  • (UK) IPA(key): /ʌnˈɜːθ.li/
  • (US) IPA(key): /ʌnˈɝθ.li/
  • (file)
  • (file)


unearthly (comparative unearthlier, superlative unearthliest)

  1. Not of the earth; non-terrestrial.
    • 1898, H.G. Wells, The War of the Worlds, London: William Heinemann, page 205:
      They were, I now saw, the most unearthly creatures it is possible to conceive.
    • 2012, Charles Lockwood, Tragedy at Honda, page 65:
      In the hard glare of the Searchlight, which had been manned by Seaman 2nd class Evans W. Watkins, the rock had the unearthly look of a miniature satellite in space.
  2. Preternatural or supernatural.
  3. Strange, enigmatic, or mysterious.
    • 1819, [publ. Sep 1858], James Morton, “The Poetical Remains of the late Dr. John Leyden, with Memoirs of his Life”, in The Calcutta Review, volume 31, page 25:
      I then set out to survey the town in the self-same palankeen.

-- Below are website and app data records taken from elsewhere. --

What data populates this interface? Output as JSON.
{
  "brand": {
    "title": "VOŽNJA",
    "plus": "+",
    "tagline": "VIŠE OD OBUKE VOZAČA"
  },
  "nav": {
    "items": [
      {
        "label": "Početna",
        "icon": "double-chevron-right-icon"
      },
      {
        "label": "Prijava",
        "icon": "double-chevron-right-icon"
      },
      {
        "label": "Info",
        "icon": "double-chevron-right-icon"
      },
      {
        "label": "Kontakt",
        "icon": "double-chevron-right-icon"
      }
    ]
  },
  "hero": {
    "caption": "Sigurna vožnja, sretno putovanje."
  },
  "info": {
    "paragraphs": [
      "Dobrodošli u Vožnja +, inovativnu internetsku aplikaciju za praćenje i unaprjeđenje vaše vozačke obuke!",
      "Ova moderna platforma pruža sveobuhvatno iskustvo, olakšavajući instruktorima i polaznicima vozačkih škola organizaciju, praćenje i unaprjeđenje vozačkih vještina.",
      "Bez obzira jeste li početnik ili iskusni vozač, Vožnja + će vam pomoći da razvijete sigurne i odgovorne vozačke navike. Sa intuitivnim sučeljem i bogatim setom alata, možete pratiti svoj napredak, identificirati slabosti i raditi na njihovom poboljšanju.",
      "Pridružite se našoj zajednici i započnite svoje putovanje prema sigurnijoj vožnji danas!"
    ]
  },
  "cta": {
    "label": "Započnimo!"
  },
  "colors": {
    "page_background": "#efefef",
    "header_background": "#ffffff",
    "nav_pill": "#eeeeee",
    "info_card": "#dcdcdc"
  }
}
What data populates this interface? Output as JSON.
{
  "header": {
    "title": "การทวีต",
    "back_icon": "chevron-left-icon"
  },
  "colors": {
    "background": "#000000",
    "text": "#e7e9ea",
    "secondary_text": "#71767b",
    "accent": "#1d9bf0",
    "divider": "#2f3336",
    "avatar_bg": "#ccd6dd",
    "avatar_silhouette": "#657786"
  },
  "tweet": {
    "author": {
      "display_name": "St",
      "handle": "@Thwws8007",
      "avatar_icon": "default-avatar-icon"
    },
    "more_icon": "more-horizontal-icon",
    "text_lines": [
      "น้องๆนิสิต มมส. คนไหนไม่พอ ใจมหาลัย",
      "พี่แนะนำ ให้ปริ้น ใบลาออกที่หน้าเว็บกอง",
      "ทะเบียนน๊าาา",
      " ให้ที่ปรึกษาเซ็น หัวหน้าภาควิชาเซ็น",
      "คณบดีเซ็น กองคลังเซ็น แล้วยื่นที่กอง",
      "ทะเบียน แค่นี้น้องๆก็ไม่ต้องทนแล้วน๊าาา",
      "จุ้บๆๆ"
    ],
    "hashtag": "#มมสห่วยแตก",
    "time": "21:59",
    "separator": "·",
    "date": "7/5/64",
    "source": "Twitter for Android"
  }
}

The houses had all of them an unearthly appearance, by no means consonant to our ideas of Oriental splendor.
  4. Ideal beyond the mundane.
    • 2000, Aileen Ribeiro, The Gallery of Fashion, page 42:
      By the late sixteenth century Elizabeth had become the icon-like Virgin Queen of legend, an image created, to a large extent, by her extraordinary, unearthly costume and appearance.
  5. Ridiculous, ludicrous, or outrageous.
    • 1927, The Walther League Messenger, volume 36, page 225:
      I see my boys all wearing the same unearthly trousers, the same hair cuts, garish ties and sweaters, all rolling their socks and entertaining the same crazy notions about everything.
    • 1961 May, Mark B. Warburton, “Yatton and its branches to Clevedon and Wells”, in Trains Illustrated, page 281:
      Two daily freight trips are run between Bristol West Depot and Wells. The first leaves Bristol at the unearthly hour of 3.50 a.m. and enters the branch at Yatton an hour later, over two hours before the first passenger train.